1. Hum The Girl from Ipanema in my head and imagine I am all alone in an elevator that no one, especially my arguing child, can get into.

2. Envision myself on a beach drinking an icy cold fru-fru drink while a massage therapist works all the argument caused knots out of my shoulders.

3. Remind myself that calm and consistent responses will make a strong and healthy child.

4. Take a deep breath and warn Monkey that she is about to make me very angry. “Honey, I am getting very frustrated, if this continues, I may yell at you.”

If those don’t work I try to forgive myself for yelling, and her for pushing. I also try to apologize for losing my cool, and explain to her why I did. I use I statements when doing so; “I am sorry I yelled, I was feeling like you weren’t listening to me, and that was frustrating for me.” Usually she will apologize too, and we will hug, and the day will go on. On really bad days, we just have a fight, and then I lock myself in the bathroom alone for twenty solid minutes (after hubby is home) and either: read a book, do my nails, or take a long hot shower so I can recover some of my resources.

What do you do to stay calm in the face of unbelievable, epic persistence? What techniques do you use to keep your cool and respond with sensitivity? I would love it if all of you would share your ideas with me in the comments.
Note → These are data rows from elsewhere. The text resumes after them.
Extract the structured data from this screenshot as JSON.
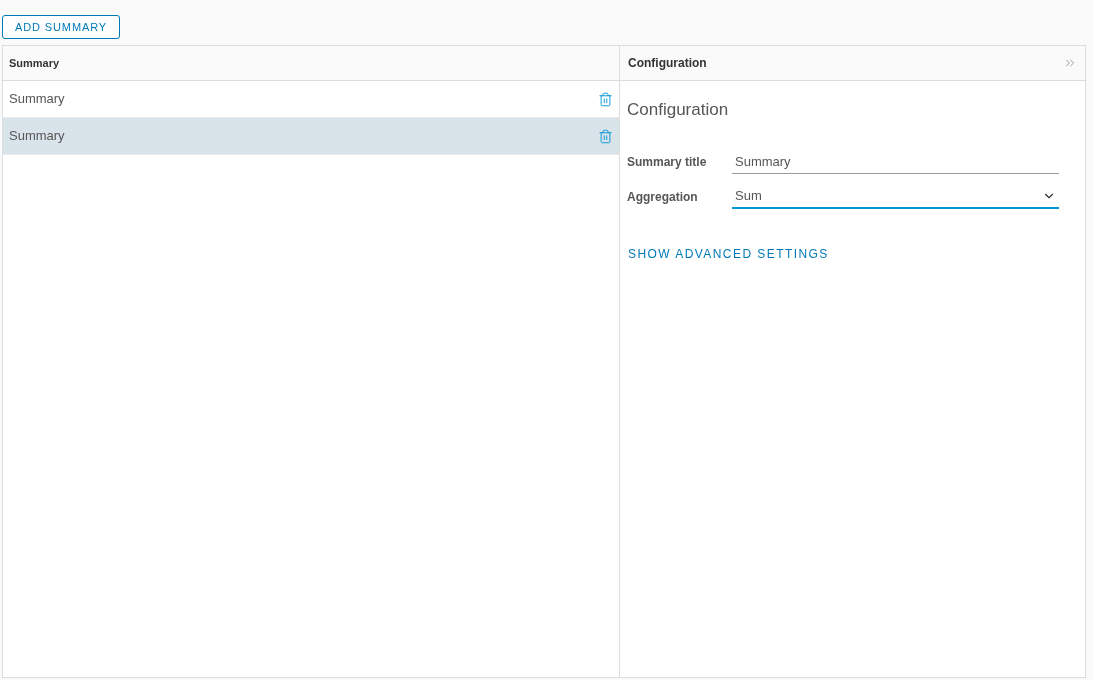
{
  "add_button": "ADD SUMMARY",
  "list": {
    "header": "Summary",
    "rows": [
      {
        "label": "Summary",
        "selected": false
      },
      {
        "label": "Summary",
        "selected": true
      }
    ]
  },
  "config": {
    "header": "Configuration",
    "heading": "Configuration",
    "fields": [
      {
        "kind": "text",
        "label": "Summary title",
        "value": "Summary",
        "focused": false
      },
      {
        "kind": "select",
        "label": "Aggregation",
        "value": "Sum",
        "focused": true
      }
    ],
    "link": "SHOW ADVANCED SETTINGS"
  }
}
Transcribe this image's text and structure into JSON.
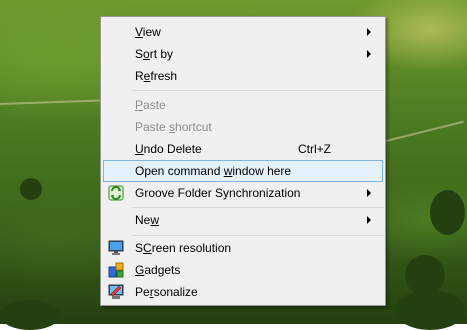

I think we can all parent more patiently if we have a larger arsenal to draw from.

You may also view this post at API Speaks.